Task goal: Across the records below, how many lines include the string "value"? Respond with the number only.

Supplied data:
□ □ □ □ □
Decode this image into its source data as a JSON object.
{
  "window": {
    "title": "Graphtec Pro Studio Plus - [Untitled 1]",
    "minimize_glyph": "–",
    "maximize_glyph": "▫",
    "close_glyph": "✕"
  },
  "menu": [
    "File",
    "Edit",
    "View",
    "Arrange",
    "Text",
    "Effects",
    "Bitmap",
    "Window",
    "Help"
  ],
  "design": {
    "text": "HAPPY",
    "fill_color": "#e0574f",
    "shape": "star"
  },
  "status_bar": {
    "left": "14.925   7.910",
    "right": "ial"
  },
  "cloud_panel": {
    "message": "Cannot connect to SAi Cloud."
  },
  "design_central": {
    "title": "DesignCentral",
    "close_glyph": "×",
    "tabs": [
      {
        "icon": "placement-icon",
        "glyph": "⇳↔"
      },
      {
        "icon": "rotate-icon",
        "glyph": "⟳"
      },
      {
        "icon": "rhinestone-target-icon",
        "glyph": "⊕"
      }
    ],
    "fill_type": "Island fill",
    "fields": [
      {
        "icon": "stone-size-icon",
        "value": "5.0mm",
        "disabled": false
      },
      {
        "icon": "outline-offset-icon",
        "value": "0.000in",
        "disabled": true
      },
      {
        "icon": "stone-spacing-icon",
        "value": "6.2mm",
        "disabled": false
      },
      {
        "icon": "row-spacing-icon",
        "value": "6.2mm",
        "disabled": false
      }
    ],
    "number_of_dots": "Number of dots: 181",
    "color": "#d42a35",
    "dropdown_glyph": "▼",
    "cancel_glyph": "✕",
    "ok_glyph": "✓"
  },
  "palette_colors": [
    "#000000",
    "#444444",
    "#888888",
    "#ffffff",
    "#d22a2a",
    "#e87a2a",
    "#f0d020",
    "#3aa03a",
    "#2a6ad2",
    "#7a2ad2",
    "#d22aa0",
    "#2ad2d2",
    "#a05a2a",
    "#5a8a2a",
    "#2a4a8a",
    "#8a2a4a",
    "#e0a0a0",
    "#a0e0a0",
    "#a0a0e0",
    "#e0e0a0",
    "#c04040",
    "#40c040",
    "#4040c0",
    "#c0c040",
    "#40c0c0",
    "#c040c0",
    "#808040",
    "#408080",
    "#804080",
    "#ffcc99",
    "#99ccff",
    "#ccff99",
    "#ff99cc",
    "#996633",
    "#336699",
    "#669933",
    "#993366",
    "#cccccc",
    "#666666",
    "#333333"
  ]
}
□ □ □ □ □
Your response: 4